VTT Technical Research Centre of Finland has developed methods and product
innovations for processing the most rapidly renewable surface layer of peat
instead of using it for energy production. The goal is to develop bio-based
composite materials containing peat fibre, for example for the manufacture of
consumer products and construction materials, at the same time reducing the
use of oil-based raw materials in production.
The advantages of products containing peat fibre are their bio origin, low
cost, water resistance, impact strength, excellent fire endurance
characteristics and biodegradability.
Through its various projects VTT has developed materials containing
thermoplastic and panel-form peat fibre, as well as fibre-suitable
preprocessing methods. Milled peat can be used as peat fibre because it
contains several peat fractions and preferably long fibres, which are not silt
up, so it can function both as filling material and as reinforcing material in
The amount of raw material necessary for composite products would equate to a
fraction of current peat production, which is a factor in support of its use
in ecological products. Composite production is also an alternative to peat
burning, and would preserve jobs in the peat industry.
Materials containing peat fibre are suitable for processing with normal
plastic processing methods, using compounding, extrusion and injection
moulding, for example.

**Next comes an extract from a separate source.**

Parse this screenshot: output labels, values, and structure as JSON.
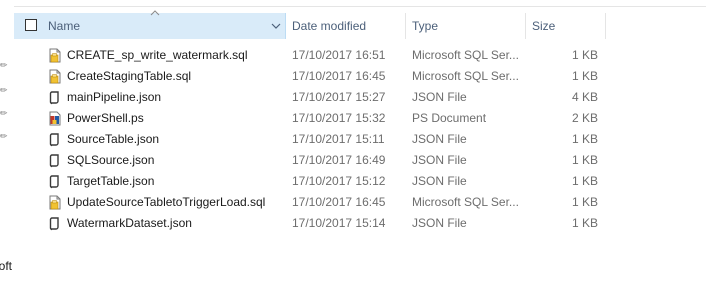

Currently no company in Finland is producing or
exploiting these kinds of peat composite materials.
Material solutions containing peat fibre can be used in construction (boards,
moulding, profiles, plate structures), product applications in horticulture
and in agriculture and forestry (seedling guards, planters, peat-coloured wall
structures, plant supports), consumer products (golf tees, ornaments),
biodegradable packaging, earth-moving (erosion protectors, biodegradable
support structures) and funerary products.
VTT currently has three patent applications pending related to peat containing
Development work has been funded partly by the TULI project of the Finnish
Funding Agency for Technology and Innovation Tekes.